Featuring familiar characters, fantastical scenes, and interactive games enabled by digital technologies, a frenzy of immersive exhibitions is sweeping Shenzhen.
A visitor at an exhibition.
From the recently concluded “Alice: The Return to Wonderland” to the ongoing exhibitions “The Minions” and “Boba Room” at OCT Harbor, immersive exhibitions as an art form have brought Shenzhen residents new options for leisure and entertainment.
“We had no idea that the number of people visiting the exhibition would be so much higher than we had expected. According to the most conservative estimate, the number of visitors has exceeded 60,000,” said Wang Geng, referring to the fairytale-themed digital art exhibition “Alice: The Return to Wonderland.”
Wang is the founder of local cultural and creative company Hello Tale. “Media exposure on Xiaohongshu, WeChat, Weibo and other networking platforms exceeded 10 million views.
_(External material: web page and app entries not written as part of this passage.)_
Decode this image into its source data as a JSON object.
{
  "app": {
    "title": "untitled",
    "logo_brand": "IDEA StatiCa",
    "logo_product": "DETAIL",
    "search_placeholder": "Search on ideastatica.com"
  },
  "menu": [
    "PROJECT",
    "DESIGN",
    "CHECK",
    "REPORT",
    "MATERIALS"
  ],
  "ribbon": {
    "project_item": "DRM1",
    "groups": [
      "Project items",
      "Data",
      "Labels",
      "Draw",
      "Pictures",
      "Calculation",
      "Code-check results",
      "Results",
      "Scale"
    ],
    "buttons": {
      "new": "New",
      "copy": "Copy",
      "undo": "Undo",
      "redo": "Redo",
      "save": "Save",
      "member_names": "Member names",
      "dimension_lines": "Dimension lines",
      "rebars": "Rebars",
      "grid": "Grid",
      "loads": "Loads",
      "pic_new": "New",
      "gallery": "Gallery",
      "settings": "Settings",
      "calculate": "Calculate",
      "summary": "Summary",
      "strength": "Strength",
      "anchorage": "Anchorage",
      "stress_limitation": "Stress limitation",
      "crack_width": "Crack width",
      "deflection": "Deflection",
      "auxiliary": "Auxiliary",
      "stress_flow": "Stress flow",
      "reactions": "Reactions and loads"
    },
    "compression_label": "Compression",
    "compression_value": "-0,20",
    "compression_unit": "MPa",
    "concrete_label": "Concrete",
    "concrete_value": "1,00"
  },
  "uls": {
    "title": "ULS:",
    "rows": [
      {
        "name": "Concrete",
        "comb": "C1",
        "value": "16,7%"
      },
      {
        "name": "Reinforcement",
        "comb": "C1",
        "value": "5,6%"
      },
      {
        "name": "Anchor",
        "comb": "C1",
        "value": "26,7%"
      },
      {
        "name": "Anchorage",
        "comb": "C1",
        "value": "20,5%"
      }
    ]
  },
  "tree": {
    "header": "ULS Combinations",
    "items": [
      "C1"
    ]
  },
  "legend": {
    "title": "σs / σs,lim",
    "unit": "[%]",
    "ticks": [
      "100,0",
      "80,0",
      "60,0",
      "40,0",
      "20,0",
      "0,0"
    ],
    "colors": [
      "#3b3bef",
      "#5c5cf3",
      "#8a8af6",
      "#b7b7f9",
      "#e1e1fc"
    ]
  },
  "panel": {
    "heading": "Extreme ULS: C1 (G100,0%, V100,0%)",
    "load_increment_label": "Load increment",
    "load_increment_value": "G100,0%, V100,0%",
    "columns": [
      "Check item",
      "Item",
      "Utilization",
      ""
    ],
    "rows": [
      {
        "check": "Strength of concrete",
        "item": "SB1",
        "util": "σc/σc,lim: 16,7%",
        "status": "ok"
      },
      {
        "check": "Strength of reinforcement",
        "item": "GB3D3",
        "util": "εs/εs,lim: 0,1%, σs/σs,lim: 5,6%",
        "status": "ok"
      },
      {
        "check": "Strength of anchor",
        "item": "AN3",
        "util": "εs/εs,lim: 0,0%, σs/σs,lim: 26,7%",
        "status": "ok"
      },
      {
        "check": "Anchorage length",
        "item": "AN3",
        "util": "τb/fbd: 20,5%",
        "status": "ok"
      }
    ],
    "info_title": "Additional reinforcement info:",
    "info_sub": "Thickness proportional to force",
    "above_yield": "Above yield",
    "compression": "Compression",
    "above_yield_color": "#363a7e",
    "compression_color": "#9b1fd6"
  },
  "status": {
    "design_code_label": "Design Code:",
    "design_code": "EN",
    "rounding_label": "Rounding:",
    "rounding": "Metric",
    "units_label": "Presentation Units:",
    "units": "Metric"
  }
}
People discussed the exhibition as a phenomenon,” Wang added.
Shenzhen was the first leg of the exhibition’s tour in China, and the exhibition’s success in the city has made Wang confident in future plans for more tours. “This exhibition will open in Chengdu in April. In fact, during the exhibition in Shenzhen, companies from all across the country have come to us. This year, the exhibition will be displayed in at least eight to 10 places.”
“Alice: The Return to Wonderland” was created by Hello Tale and Hello Computer, a Russian technical team. The exhibition introduced the world-famous fairytale “Alice in Wonderland” and adapted it to the “phygital” (physical+digital) concept for the first time. It crossed the boundary of virtual and reality and rebuilt the fairytale world full of fantasies. The exhibition made its debut in Shenzhen last October and was expected to end in January, but it was extended twice until the Lantern Festival in mid-February due to its popularity.
Since last year, several exhibitions incorporating famous IP (intellectual property) and digital technology for scene reproduction have been held in Shenzhen, including the ongoing “The Minions” and “Boba Room.”
In these kinds of exhibitions, the audiences are no longer passive viewers, but active participants. Photography, painting, interaction and games have become the main ways of viewing them.
According to Wang, viewers of the “Alice” exhibition can be divided into two categories: 65 percent of them are parents and children under 12 years old. What touched him was that many parents went to the exhibition with their children wearing Alice skirts. “I didn’t expect that in Shenzhen, watching the exhibition becomes such a ritual thing.”
The other 35 percent are trendy young people who are keen on Russian innovation and novel technologies.
Though exhibitions still take up a small share in the market compared with movies, dramas and concerts, Wang is very confident about the market prospects of immersive exhibitions.
“Digital art exhibitions will not be outdated in the short run due to the unique attractiveness of new technologies. With the progress of science and technology, such exhibitions can even be presented in more colorful forms in the long run,” he said.